Don’t forget our FREE app to learn more about COVID-19, monitor symptoms, and speak to nurses. 

And most importantly, make sure you stay healthy! 

Getting treated for cancer during a pandemic SUCKS!2020-08-21T14:59:51+00:00

Cancer can make us voiceless

It doesn’t matter if it is our nature to feel powerful or not.

There’s something about this disease that makes us lose our voice and confidence.

Even the strongest, most vocal person, can be paralyzed by cancer.

Maybe we don’t want to “ask a stupid question”.

Maybe we’re so overwhelmed we don’t know what to ask.

Or maybe we just don’t want to “bother” our doctor.

Guess what?!

I’m here to tell you, to tell us, that we don’t have the privilege to be voiceless.

NOW is the exact time when we need our voice more than ever.

To reclaim our voice in the face of this terrifying disease, here is what we can do:

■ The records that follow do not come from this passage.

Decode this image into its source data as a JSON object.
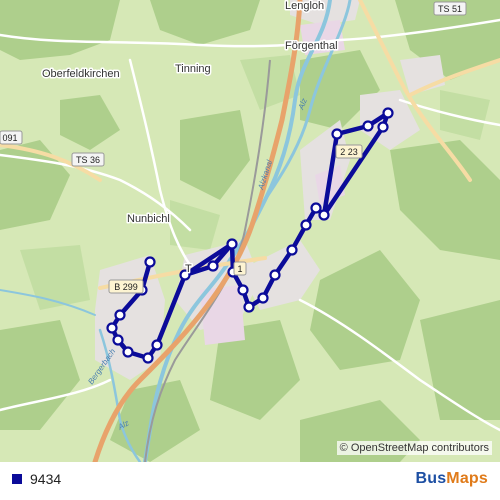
{
  "map": {
    "places": {
      "lengloh": "Lengloh",
      "oberfeldkirchen": "Oberfeldkirchen",
      "tinning": "Tinning",
      "foergenthal": "Förgenthal",
      "nunbichl": "Nunbichl",
      "town_fragment": "T"
    },
    "roads": {
      "ts51": "TS 51",
      "ts36": "TS 36",
      "b299": "B 299",
      "r091": "091",
      "t23": "2 23",
      "t1": "1"
    },
    "rivers": {
      "alz_north": "Alz",
      "alz_kanal": "Alzkanal",
      "alz_south": "Alz",
      "stream_sw": "Bergerbach"
    },
    "colors": {
      "route": "#0b0b99",
      "stop_fill": "#ffffff",
      "land": "#d8e8b8",
      "forest": "#a9cc87",
      "urban": "#e4e0e0",
      "industrial": "#e8d8e6",
      "water": "#8cc6dd",
      "motorway": "#e8a36b"
    }
  },
  "attribution": "© OpenStreetMap contributors",
  "legend": {
    "line": "9434",
    "color": "#0b0b99"
  },
  "brand": {
    "bus": "Bus",
    "maps": "Maps"
  }
}
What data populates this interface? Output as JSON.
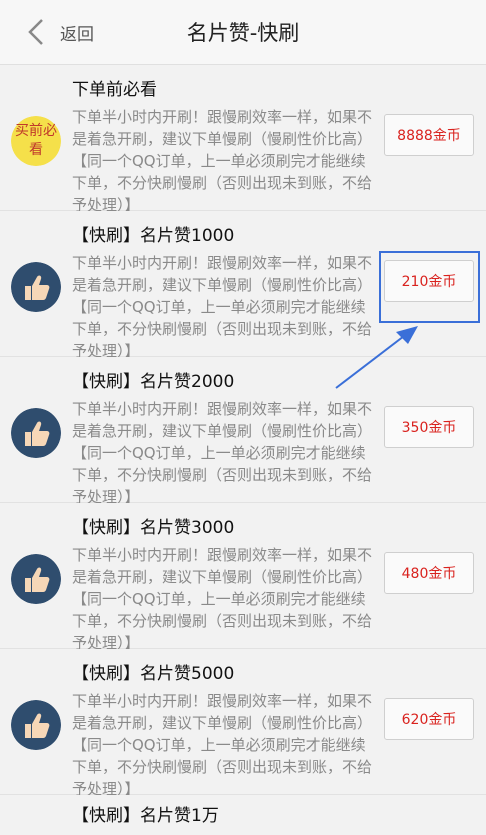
{
  "header": {
    "back_label": "返回",
    "title": "名片赞-快刷"
  },
  "notice": {
    "icon_text": "买前必看",
    "title": "下单前必看",
    "desc": "下单半小时内开刷！跟慢刷效率一样，如果不是着急开刷，建议下单慢刷（慢刷性价比高）【同一个QQ订单，上一单必须刷完才能继续下单，不分快刷慢刷（否则出现未到账，不给予处理）】",
    "price": "8888金币"
  },
  "items": [
    {
      "title": "【快刷】名片赞1000",
      "desc": "下单半小时内开刷！跟慢刷效率一样，如果不是着急开刷，建议下单慢刷（慢刷性价比高）【同一个QQ订单，上一单必须刷完才能继续下单，不分快刷慢刷（否则出现未到账，不给予处理）】",
      "price": "210金币"
    },
    {
      "title": "【快刷】名片赞2000",
      "desc": "下单半小时内开刷！跟慢刷效率一样，如果不是着急开刷，建议下单慢刷（慢刷性价比高）【同一个QQ订单，上一单必须刷完才能继续下单，不分快刷慢刷（否则出现未到账，不给予处理）】",
      "price": "350金币"
    },
    {
      "title": "【快刷】名片赞3000",
      "desc": "下单半小时内开刷！跟慢刷效率一样，如果不是着急开刷，建议下单慢刷（慢刷性价比高）【同一个QQ订单，上一单必须刷完才能继续下单，不分快刷慢刷（否则出现未到账，不给予处理）】",
      "price": "480金币"
    },
    {
      "title": "【快刷】名片赞5000",
      "desc": "下单半小时内开刷！跟慢刷效率一样，如果不是着急开刷，建议下单慢刷（慢刷性价比高）【同一个QQ订单，上一单必须刷完才能继续下单，不分快刷慢刷（否则出现未到账，不给予处理）】",
      "price": "620金币"
    },
    {
      "title": "【快刷】名片赞1万"
    }
  ],
  "colors": {
    "price_text": "#d9221e",
    "highlight": "#3a6fd8",
    "icon_bg": "#2f4d6e",
    "notice_icon_bg": "#f5e04a"
  },
  "icons": {
    "back": "chevron-left-icon",
    "item": "thumbs-up-icon",
    "notice": "buy-first-read-icon"
  }
}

  1. Prepare questions in advance: dedicate 30 min to sit down, either just with yourself or with someone you trust, to talk through and list everything that is on your mind, remember – there are no stupid questions!
  2. If possible, bring someone with you to meet your doctor and ask questions. Often we get so overwhelmed during meetings with doctors, that we forget what we wanted to ask, or don’t remember what the answer was.
  3. Find a support group online to draw from other’s experience – either by asking or reading others posts – to learn what are the possible scenarios and questions you should be planning for.
  4. Use available tools: We created a toolkit of questions to take with you to your next virtual or in-person meeting. Find and download your cancer specific toolkit here

What have you done to regain your voice when you’ve lost it?…I want to know, our community wants to know!

Remember, we’re always here for you! Reach out to us any time at for guidance around your specific cancer.

Here to help you fight!


Co-founder, cancer survivor, CEO

Tzvia Bader

P.S. Don’t forget to download our free app for cancer patients to monitor COVID-19 symptoms and get direct access to a team of nurses trained in Coronavirus care. 

Cancer can make us voiceless2020-08-21T05:53:48+00:00